Heikki quote of the week: when Peter said “SELECT FOR UPDATE cannot use a covering index because it must access the primary key to place locks,” Heikki said “this is self-evident,” which made my day.
By the way, one interesting thing I learned from Heikki is how to pronounce InnoDB. He says “in-no-db” not “eye-no-db” or “ee-no-db.”
I only stayed for the first part of this session, because I wanted to catch the Data Warehousing talk running at the same time.
High Performance Data Warehousing with MySQL: Tricks and Tips from the Field
Brian Miezejevski (it’s spelled just like it sounds, if you’re Polish) gave this talk. The focus was on how to use MySQL to build very large data warehouses that you can query, backup and maintain efficiently. Brian has a lot of experience in this area, including working with data warehouses over a dozen terabytes in size.
The main practice he espoused was partition, partition, partition. When you get into large data volumes, everything you do needs to be done a partition at a time; it is not practical to do any kind of operation on tables with hundreds of millions of rows, so you have to split them up somehow. Load, backup, archive and purge a partition at a time.
Partitioning can be done many different ways, but the primary way in production-ready versions of MySQL is to use MyISAM tables and group them together into a single table with the MERGE storage engine. Compressed MyISAM tables can help if you have free CPU; if you are CPU-bound, compressed tables are slower of course.
Another technique is simply to use many tables and access them via UNION queries or views. Of course upcoming releases have genuine partitioned tables, which will be even better.
Brian talked for a few minutes about real-time data warehousing where you need to continuously streaming data into very large tables.

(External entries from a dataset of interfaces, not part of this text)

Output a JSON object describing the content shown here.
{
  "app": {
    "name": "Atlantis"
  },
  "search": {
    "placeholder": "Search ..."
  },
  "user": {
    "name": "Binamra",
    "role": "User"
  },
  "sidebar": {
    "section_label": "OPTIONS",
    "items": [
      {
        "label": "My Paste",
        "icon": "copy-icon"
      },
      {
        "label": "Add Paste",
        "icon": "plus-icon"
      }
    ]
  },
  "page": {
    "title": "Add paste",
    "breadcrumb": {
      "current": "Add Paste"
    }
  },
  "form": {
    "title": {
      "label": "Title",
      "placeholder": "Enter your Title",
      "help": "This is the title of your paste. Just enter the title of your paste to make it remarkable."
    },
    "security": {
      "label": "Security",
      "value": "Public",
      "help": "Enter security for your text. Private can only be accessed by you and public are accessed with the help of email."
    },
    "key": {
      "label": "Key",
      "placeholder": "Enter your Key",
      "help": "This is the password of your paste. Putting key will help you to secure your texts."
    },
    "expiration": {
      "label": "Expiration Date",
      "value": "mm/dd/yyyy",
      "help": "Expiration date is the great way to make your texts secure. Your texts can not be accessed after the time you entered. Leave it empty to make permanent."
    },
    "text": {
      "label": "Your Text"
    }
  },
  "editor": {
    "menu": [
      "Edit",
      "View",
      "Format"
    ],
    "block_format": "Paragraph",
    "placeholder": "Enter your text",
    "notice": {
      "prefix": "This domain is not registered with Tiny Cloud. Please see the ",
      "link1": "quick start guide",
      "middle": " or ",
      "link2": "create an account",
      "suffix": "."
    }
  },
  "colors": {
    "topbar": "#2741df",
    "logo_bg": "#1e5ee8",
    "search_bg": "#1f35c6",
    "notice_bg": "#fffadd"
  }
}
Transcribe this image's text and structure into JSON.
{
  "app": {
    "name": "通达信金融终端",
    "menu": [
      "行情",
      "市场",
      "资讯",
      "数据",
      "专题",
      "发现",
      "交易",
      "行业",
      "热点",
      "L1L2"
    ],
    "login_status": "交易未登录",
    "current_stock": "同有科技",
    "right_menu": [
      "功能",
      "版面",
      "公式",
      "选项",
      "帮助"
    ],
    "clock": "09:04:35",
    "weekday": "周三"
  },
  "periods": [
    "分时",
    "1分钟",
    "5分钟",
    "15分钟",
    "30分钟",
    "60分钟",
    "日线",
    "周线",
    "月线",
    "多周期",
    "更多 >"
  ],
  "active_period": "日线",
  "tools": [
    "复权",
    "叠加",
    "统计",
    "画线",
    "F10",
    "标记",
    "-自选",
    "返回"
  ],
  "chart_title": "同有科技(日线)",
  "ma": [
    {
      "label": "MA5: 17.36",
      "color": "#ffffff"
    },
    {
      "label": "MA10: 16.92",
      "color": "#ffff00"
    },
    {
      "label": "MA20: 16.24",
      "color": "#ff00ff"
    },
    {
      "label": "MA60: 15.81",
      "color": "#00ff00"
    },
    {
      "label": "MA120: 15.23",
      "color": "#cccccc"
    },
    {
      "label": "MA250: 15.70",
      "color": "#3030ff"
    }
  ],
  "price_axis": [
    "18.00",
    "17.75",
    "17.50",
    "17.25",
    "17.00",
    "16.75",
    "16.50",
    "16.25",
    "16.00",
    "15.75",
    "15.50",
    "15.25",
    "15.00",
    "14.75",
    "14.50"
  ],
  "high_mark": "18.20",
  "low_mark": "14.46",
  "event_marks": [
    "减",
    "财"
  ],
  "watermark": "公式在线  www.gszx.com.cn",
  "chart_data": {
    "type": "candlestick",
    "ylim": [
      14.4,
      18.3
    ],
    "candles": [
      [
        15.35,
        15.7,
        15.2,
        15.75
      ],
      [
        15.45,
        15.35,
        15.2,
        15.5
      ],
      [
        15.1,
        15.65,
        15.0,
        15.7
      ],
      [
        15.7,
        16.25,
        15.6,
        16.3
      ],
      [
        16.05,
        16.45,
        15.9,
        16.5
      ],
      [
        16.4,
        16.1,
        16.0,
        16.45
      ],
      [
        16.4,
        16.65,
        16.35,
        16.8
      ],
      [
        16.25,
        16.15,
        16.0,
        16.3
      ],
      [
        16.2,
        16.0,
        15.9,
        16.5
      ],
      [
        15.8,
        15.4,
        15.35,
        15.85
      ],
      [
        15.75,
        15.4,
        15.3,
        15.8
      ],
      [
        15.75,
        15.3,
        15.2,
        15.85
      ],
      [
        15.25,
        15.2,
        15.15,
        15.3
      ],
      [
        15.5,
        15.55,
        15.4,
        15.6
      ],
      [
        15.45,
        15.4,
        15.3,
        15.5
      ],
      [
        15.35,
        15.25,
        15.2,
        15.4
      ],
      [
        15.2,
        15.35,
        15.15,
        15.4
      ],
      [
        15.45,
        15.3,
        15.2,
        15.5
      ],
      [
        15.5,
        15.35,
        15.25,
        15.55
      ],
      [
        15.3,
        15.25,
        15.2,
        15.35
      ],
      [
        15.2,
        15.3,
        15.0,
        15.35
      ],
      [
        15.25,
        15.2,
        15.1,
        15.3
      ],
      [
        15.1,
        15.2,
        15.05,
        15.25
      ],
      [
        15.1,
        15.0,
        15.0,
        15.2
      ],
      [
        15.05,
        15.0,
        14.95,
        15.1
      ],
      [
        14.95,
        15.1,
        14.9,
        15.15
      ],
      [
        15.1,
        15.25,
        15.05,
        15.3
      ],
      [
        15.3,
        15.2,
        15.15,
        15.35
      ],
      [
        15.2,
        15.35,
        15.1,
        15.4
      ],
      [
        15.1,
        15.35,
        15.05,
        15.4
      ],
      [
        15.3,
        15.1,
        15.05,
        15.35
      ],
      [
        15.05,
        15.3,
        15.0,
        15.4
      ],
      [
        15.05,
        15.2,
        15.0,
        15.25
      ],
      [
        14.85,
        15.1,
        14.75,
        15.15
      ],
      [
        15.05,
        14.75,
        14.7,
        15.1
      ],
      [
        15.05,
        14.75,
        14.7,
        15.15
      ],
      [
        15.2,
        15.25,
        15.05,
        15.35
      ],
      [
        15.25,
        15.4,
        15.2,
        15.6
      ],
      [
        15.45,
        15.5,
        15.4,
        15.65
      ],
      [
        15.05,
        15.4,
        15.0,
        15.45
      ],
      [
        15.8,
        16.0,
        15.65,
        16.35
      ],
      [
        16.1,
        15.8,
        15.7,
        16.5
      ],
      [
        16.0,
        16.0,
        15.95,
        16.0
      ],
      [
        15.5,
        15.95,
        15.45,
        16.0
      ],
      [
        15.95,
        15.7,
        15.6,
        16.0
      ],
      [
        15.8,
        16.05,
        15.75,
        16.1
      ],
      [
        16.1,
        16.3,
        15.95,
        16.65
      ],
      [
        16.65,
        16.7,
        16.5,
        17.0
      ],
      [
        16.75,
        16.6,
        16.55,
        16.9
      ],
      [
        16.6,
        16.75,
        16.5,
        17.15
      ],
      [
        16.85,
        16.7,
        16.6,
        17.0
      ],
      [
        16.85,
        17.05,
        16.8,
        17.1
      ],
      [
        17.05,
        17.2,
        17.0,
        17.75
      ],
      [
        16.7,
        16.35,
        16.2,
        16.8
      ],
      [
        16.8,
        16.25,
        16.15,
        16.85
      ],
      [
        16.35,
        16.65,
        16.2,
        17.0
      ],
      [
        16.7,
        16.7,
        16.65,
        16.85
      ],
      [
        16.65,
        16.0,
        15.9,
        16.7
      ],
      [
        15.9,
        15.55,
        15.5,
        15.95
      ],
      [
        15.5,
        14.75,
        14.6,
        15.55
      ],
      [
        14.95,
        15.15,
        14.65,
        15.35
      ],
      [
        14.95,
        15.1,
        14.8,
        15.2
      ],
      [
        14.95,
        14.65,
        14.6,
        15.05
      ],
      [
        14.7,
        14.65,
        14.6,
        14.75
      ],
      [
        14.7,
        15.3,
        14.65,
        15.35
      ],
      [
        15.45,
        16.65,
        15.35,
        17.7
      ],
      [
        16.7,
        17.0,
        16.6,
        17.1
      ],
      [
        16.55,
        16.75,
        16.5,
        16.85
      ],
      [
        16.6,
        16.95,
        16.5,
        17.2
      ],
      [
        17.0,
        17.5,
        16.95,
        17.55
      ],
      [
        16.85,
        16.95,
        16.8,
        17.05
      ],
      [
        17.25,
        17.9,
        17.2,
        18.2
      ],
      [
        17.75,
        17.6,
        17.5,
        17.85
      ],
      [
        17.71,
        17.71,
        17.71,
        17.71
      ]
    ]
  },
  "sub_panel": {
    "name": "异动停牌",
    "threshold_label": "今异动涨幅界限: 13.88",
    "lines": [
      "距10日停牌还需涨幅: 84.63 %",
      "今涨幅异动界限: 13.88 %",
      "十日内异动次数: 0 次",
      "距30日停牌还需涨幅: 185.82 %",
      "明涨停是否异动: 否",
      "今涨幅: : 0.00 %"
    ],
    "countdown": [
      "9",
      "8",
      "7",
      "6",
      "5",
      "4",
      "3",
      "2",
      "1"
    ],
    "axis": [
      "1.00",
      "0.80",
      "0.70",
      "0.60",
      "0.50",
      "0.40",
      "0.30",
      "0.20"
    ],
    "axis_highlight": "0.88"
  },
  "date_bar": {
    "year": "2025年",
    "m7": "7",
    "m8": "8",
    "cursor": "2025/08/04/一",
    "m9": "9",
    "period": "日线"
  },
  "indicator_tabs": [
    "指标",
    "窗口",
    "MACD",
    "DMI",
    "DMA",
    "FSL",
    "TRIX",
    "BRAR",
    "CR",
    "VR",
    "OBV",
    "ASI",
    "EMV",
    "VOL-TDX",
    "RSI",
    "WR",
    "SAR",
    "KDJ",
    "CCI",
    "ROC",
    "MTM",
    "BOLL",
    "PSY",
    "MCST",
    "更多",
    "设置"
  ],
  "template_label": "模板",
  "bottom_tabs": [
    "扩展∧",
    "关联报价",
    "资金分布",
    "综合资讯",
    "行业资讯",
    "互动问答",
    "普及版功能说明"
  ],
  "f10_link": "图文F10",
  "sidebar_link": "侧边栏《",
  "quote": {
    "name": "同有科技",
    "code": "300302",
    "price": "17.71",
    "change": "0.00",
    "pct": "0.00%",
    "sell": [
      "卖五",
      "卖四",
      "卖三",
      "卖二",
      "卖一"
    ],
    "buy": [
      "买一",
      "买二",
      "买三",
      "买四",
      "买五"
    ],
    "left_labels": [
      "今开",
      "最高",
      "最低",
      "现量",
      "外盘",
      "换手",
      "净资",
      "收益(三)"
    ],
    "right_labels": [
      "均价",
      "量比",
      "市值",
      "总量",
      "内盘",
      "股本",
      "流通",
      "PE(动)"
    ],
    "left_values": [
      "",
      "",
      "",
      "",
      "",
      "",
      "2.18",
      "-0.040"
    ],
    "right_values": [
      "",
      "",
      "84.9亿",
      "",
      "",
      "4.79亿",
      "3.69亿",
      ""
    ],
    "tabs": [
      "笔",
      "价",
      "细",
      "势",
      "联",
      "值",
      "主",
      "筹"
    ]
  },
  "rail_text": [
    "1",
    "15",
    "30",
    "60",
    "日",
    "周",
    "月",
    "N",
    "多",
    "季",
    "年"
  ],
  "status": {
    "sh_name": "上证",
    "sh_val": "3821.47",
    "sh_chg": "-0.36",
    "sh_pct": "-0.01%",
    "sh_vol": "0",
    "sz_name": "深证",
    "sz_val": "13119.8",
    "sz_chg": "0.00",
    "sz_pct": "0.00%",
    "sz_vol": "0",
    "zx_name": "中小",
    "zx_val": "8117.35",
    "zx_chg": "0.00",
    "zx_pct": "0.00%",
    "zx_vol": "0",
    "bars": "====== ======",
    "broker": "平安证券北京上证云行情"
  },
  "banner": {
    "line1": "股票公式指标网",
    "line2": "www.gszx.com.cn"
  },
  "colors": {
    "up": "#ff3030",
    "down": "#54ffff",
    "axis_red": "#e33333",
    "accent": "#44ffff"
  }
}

It is impractical to do this with MyISAM if you have to do any UPDATE or DELETE queries at all (concurrent INSERT queries can run as long as they are appending to the table). For high concurrency, you need to use InnoDB. I asked about the possibility of making all partitions MyISAM under MERGE except for the “live” partition and then creating a UNION ALL view over them. Brian said he hadn’t tried it but it sounded like a good idea to him. He came back to this later and said he’d probably load by time slice in this fashion, then alter the “live” table to MyISAM and put it into the MERGE periodically.
The data warehousing Holy Grail is to use all hash joins for joining fact and dimension tables, but MySQL doesn’t (yet) support hash joins. However, you can simulate it with MEMORY tables, which have HASH indexes. You have to do some tricks like keeping a disk (MyISAM) and memory table updated together, and loading the memory tables automatically on server start, but apparently this is a really good technique. Your joins then take the general form
SELECT .. FROM ( SELECT [MyISAM tables] ) INNER JOIN [MEMORY tables] GROUP ...
The effect is similar to a hash join.
Brian spoke for a few minutes about NitroEDB (amazing indexing and aggregate performance) and InfoBright (extremely high compression) for data warehousing. But of MySQL’s own storage engines, the preferred solution is still MyISAM.
Other topics included how to back up really large data sets and how to build aggregates with ON DUPLICATE KEY UPDATE. Brian also mentioned the critical tuning parameters for large data sets and talked about the need to monitor slow queries and certain server status values to understand when performance changes so you have some advance warning when you hit some kind of performance ceiling.
The closing keynote was by one of the engineers who created Yahoo! Pipes, which in my opinion is the beginning of the semantic Web’s promise becoming reality. It’s built on MySQL and Perl among other things, of course. The demo was pretty neat, but the neater thing yet is you can go do it yourself just as easily.
I had an elevator conversation with someone afterwards about a Pipes storage engine for MySQL. As cool as Pipes is, MySQL’s storage engine architecture is no less cool. It just might take a little more imagination to see it.
I too have some cool things in the works, including a whole new way to ensure replica servers stay in sync. I need to recover from my sleep deficit, snuggle with my wife and dog, and then I’ll get back to you.